Despite supplying a bass register bent akin to that of the nineties rock group Morphine, Freedomland never lets this singular sound land them in a rut. Even on extended pieces, such as "One Green Eye," "One Blue Eye," and "Don't Throw Out the Sky," all of which clock in at around a quarter hour apiece, the quintet makes ample shifts in texture, tempo, and demeanor, creating free improvisations with considerable balance and shape. Pop and Parker have a particularly sympathetic interplay, in a flexible beat context that retains quite a bit of swing. Although the harmonic vocabulary is frequently post-tonal, Parker's use of ostinato bass lines, Carter's keen melodic sensibilities, and the penchant for sustained legato shared by Hofstra and Sewelson create an avant album with a surprisingly lush ambience.
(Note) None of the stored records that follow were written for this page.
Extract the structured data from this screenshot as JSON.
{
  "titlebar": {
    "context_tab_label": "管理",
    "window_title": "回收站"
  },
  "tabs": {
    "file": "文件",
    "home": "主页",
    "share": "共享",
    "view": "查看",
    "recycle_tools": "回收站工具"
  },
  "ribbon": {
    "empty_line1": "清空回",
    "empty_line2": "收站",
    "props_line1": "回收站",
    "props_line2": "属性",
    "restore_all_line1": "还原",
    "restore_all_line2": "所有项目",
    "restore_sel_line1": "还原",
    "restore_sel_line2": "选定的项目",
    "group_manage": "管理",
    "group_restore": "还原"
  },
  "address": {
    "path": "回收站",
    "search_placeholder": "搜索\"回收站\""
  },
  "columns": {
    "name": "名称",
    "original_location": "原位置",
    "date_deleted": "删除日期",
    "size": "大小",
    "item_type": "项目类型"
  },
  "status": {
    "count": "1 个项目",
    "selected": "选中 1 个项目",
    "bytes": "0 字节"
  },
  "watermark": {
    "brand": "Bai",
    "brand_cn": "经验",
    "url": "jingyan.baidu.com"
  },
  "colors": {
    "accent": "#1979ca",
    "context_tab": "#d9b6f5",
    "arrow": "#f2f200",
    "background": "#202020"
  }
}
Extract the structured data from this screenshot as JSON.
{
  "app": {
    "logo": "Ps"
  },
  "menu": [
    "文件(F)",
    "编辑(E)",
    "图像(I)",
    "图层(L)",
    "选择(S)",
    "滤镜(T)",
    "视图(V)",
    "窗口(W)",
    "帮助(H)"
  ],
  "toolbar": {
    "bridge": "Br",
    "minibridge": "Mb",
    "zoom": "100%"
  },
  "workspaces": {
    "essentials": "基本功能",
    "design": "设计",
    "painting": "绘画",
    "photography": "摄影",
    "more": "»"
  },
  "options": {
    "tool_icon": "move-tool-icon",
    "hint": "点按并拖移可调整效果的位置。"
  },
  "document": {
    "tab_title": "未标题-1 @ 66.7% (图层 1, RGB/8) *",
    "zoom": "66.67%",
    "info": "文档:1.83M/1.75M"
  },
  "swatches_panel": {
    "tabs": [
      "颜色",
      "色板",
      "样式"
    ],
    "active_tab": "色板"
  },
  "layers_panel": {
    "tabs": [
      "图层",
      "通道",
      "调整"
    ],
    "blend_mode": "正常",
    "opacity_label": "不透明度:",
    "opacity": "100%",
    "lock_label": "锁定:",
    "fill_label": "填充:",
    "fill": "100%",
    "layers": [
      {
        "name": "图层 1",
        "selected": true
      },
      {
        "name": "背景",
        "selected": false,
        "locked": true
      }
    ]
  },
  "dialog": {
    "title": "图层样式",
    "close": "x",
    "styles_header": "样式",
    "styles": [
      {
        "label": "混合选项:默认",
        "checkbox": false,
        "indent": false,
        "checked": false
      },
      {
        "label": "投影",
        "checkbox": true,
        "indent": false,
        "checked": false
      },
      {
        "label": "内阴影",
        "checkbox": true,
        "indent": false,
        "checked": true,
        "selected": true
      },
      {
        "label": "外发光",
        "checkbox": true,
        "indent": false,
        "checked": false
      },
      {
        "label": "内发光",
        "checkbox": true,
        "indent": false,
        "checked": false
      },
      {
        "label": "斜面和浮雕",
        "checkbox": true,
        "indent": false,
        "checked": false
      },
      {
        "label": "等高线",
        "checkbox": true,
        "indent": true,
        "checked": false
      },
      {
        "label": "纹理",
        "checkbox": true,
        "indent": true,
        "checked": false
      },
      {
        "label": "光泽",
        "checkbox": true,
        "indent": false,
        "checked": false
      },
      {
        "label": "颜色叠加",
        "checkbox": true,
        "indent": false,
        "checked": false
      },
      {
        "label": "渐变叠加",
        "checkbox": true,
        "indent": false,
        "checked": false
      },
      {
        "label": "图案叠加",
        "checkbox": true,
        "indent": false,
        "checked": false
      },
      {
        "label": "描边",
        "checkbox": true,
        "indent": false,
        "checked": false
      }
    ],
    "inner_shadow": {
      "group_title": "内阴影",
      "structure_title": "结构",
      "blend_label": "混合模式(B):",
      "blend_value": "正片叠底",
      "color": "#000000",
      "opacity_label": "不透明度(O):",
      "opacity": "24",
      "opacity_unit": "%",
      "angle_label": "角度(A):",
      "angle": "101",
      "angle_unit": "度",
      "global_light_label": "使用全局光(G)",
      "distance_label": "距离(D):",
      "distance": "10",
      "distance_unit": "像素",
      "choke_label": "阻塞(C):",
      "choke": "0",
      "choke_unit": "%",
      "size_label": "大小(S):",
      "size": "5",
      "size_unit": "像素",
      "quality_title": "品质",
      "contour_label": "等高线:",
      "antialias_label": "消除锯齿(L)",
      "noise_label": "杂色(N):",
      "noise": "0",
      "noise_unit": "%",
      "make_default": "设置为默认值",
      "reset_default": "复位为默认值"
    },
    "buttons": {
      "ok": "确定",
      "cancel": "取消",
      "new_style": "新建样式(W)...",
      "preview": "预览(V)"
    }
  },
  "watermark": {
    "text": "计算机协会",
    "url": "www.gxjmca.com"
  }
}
As such, Yia Yia's Song is a winning mix of adventure and visceral beauty.
Track Listing: 1. Don't Throw Out the Sky
2. Yia Yia's Song
3. One Green Eye
4. Moonbeams in a Jar
5. One Blue Eye
Personnel: Daniel Carter: tenor saxophone, alto saxophone, clarinet, trumpet, and flute;
David Hofstra: tuba and bass saxophone;
William Parker: bass and tuba;
Dee Pop: drum set;
Dave Sewelson: baritone and alto saxophones.
I love jazz because, even after many years as a professional performer, teacher and author on the subject, this music still possesses the element of deep mystery and surprise. I recently heard somebody say that if you can explain something, you take the mystery out of it
I love jazz because, even after many years as a professional performer, teacher and author on the subject, this music still possesses the element of deep mystery and surprise. I recently heard somebody say that if you can explain something, you take the mystery out of it. Not in this case! It seems that with every explanation, new questions arise exponentially! It's like the universe is constantly inviting (challenging) you to grow musically.